When we’re not shooting, we have the writers’ room start around 10:00 am. And we’re either breaking stories, re-writing a script, going over an outline, or addressing notes. If the writers’ room is not going on, I do a lot of reading and writing.

On the hardest part of the job:
Carving out writing time, because everything starts to encroach on that. And I’ll always love writing first and foremost, because that was my passion from a very young age. You’ve got to push everything aside and be like: Okay, I need a few hours just to write and not think about anything else and turn my phone off, and honestly turn off Wi-Fi sometimes and just have music on and Final Draft open.

I also find casting not just difficult, but almost emotional. When you’re in a room with people who are auditioning there’s a power dynamic that’s tough for me. You want to just say, “Hey, you’re great. But we can’t cast eight people for one role.”

On a surprising part of the job:
There is a lot of managing — you’re in charge of a lot of different departments and you have to learn how to communicate. Just because you’re a good writer doesn’t mean you’re a good communicator or manager. Even if you’re not an art designer or graphic designer or in production, you have to be able to communicate with those people who are, tell them what you’re looking for, and allow them to bring their own unique spin to it.

On dealing with criticism:
What I care the most about is making something that I’m proud of. It would be devastating to me if I put something out there that I didn’t believe in, and no matter what the reaction was—positive or negative — it wouldn’t feel good. It’s so much work — years of your life — so I ask myself: Is this something that I want to put out there? Is this a story I feel needs to be told, is there something new I can bring to it? Is there something fresh and different here? And if there’s not, then I won’t get involved. I almost self-edit way early on in the process.
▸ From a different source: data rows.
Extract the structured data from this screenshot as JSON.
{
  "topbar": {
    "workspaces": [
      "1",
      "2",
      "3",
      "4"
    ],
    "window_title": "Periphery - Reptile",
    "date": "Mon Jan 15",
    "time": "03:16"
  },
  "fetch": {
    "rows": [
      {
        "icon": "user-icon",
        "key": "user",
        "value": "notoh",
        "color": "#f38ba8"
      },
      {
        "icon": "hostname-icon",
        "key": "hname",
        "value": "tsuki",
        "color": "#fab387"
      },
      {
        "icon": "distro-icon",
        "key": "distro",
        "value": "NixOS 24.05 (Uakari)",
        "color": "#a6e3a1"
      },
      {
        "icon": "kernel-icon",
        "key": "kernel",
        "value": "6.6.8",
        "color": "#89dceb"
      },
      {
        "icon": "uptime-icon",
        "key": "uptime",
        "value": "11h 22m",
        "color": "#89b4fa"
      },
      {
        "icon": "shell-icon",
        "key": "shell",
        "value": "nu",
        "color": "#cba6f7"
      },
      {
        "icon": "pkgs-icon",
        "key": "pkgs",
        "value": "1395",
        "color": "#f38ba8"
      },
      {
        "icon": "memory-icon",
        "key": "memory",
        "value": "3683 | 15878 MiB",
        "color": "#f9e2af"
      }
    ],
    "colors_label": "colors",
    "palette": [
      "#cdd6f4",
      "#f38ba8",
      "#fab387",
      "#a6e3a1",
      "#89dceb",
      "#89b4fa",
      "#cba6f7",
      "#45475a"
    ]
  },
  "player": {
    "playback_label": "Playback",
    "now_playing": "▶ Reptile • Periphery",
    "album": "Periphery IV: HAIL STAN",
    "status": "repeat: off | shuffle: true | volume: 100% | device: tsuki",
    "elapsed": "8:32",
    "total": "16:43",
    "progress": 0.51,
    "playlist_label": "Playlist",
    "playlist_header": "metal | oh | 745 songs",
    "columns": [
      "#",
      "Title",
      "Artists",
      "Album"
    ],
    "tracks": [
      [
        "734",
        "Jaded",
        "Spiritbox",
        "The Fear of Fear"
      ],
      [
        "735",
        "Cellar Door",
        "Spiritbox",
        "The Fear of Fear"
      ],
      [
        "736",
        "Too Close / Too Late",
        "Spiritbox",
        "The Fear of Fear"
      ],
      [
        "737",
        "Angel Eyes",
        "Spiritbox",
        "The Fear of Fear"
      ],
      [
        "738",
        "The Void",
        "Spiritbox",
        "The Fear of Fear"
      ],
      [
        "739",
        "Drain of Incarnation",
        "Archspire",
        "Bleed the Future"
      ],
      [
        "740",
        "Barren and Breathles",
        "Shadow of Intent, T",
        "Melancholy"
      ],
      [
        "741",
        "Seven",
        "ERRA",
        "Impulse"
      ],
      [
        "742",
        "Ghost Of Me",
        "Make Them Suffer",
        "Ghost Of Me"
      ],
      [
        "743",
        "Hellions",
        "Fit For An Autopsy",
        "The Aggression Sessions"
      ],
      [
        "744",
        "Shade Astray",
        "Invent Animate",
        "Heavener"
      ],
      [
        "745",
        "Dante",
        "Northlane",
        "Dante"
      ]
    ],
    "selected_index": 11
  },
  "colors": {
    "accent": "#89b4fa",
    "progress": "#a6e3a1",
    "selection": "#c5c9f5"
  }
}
On winding down:
I really love spending time with my wife and having a great martini — I love a well-made drink. Having a cocktail, hanging out with her, and with friends. Talking to people and connecting with people, that calms me down. Taking the dogs out for a walk around the neighborhood. We got a Peloton right before the pandemic, and that’s been great too. Also doing the New York Times crossword puzzle. And, of course, I love watching movies and TV.
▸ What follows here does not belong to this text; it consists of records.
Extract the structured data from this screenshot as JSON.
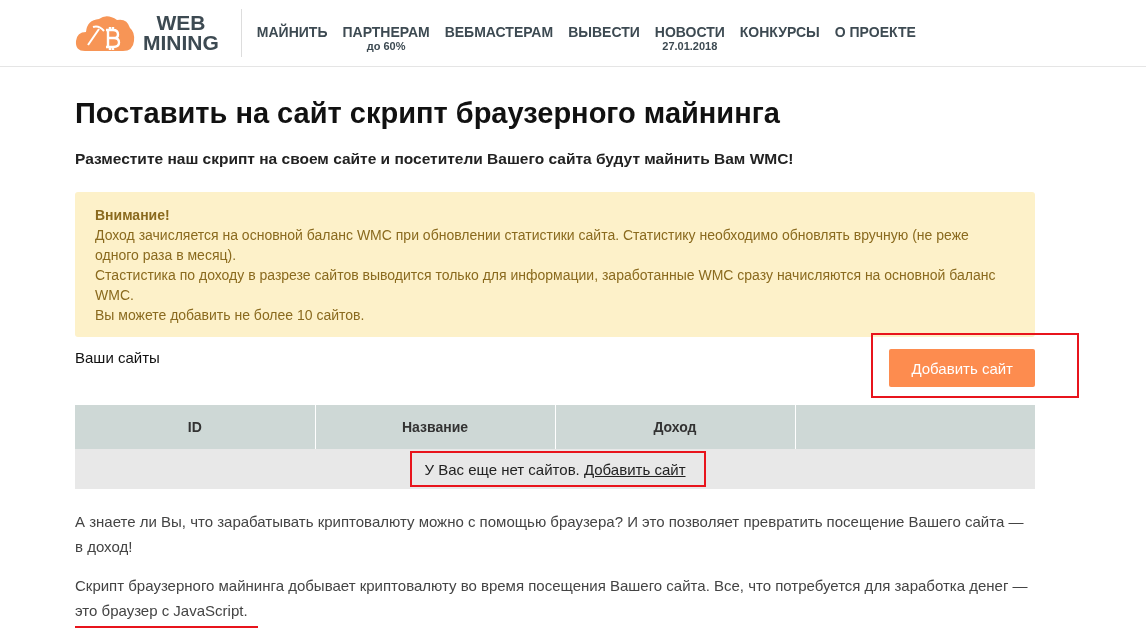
{
  "header": {
    "logo": {
      "line1": "WEB",
      "line2": "MINING"
    },
    "nav": [
      {
        "label": "МАЙНИТЬ"
      },
      {
        "label": "ПАРТНЕРАМ",
        "sub": "до 60%"
      },
      {
        "label": "ВЕБМАСТЕРАМ"
      },
      {
        "label": "ВЫВЕСТИ"
      },
      {
        "label": "НОВОСТИ",
        "sub": "27.01.2018"
      },
      {
        "label": "КОНКУРСЫ"
      },
      {
        "label": "О ПРОЕКТЕ"
      }
    ]
  },
  "title": "Поставить на сайт скрипт браузерного майнинга",
  "subtitle": "Разместите наш скрипт на своем сайте и посетители Вашего сайта будут майнить Вам WMC!",
  "notice": {
    "heading": "Внимание!",
    "lines": [
      "Доход зачисляется на основной баланс WMC при обновлении статистики сайта. Статистику необходимо обновлять вручную (не реже одного раза в месяц).",
      "Стастистика по доходу в разрезе сайтов выводится только для информации, заработанные WMC сразу начисляются на основной баланс WMC.",
      "Вы можете добавить не более 10 сайтов."
    ]
  },
  "sites_label": "Ваши сайты",
  "add_button": {
    "label": "Добавить сайт",
    "highlighted": true
  },
  "table": {
    "columns": [
      "ID",
      "Название",
      "Доход"
    ],
    "empty_text": "У Вас еще нет сайтов.",
    "empty_link": "Добавить сайт",
    "highlighted": true
  },
  "paragraphs": [
    {
      "text": "А знаете ли Вы, что зарабатывать криптовалюту можно с помощью браузера? И это позволяет превратить посещение Вашего сайта — в доход!"
    },
    {
      "text": "Скрипт браузерного майнинга добывает криптовалюту во время посещения Вашего сайта. Все, что потребуется для заработка денег — ",
      "underlined": "это браузер с JavaScript."
    }
  ]
}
On staying true to your voice:
I’ve always tried to stay true to my voice, even while I was writing for other people. Because that’s part of the job, to be that chameleon. I think what’s really important is to hold onto your specific point of view and bring that into the process whenever you can. I couldn’t get rid of that, and when I finally got my chance to do my own show and be my own showrunner and creator, I started to center those things that I found important. When more people who were or have been the outsiders get chances and opportunities to dictate the culture, the culture changes. I know it’s hard, but hold onto the thing that makes you unique, even while you’re in circumstances and situations where you’re being paid to write in another voice.
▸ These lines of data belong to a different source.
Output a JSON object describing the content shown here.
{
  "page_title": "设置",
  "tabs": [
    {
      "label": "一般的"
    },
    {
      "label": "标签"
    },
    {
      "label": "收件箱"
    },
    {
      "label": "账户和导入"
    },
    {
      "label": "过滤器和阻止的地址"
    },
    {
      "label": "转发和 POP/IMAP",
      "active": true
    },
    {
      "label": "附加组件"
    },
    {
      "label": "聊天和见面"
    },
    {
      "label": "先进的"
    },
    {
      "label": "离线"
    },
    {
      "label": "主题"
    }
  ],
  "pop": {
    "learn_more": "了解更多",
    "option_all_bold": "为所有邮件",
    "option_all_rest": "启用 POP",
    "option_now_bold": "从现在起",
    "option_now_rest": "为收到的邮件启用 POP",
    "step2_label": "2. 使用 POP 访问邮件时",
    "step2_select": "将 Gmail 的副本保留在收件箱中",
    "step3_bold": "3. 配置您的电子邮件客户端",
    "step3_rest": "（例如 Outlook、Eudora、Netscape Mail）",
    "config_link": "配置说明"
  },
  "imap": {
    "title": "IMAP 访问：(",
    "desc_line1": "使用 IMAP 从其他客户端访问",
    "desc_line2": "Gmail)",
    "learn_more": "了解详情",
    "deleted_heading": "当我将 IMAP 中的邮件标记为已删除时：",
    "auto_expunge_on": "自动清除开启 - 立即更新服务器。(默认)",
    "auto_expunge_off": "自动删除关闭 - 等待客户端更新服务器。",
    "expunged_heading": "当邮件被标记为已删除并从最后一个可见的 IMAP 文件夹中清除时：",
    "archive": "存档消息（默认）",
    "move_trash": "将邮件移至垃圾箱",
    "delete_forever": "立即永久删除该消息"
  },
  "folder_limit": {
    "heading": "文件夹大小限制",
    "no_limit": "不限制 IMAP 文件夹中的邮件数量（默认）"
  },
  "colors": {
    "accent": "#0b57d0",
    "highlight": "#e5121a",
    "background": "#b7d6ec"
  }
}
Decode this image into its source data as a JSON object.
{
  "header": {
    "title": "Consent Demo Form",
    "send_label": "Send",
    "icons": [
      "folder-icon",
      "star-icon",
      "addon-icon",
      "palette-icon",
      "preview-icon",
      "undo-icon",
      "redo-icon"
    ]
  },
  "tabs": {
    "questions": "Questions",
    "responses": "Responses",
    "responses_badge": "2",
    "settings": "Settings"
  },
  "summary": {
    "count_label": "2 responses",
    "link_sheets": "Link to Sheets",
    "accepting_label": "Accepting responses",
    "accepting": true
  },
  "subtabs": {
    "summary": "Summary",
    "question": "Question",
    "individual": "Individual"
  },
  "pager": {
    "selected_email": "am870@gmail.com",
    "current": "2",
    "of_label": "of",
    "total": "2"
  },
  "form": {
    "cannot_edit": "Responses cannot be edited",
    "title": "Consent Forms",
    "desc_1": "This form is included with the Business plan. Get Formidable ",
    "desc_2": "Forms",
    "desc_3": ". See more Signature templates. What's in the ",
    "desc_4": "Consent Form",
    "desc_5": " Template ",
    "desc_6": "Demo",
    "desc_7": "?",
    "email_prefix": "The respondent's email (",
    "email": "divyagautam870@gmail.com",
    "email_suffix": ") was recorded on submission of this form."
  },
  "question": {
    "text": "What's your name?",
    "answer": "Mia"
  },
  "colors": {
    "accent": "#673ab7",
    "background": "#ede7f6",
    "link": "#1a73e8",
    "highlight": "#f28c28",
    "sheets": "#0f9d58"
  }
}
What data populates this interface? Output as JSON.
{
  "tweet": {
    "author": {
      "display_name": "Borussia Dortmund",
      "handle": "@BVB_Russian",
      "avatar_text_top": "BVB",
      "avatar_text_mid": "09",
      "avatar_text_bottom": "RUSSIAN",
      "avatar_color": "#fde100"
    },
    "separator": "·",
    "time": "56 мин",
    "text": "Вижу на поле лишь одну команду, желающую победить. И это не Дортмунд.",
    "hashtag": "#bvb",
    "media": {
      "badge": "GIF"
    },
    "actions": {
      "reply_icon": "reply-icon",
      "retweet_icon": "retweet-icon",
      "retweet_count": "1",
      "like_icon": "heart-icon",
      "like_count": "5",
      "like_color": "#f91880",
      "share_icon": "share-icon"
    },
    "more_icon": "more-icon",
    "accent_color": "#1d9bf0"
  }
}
On telling personal stories:
The more personal stories, at least for me, are ones that you get to [later]. Coming out of the gate with that, I think, would have been difficult because I didn’t have the experience. Those stories are really nuanced, and they can easily get derailed. And I think that having the experience of a show under your belt, or being in a leadership role, the more you have a chance to kind of flex that muscle, the better equipped you are to tell your own personal stories, because you’re at a place where you have the courage of your convictions.

Nahnatchka Khan Didn’t Set Out to Make Groundbreaking TV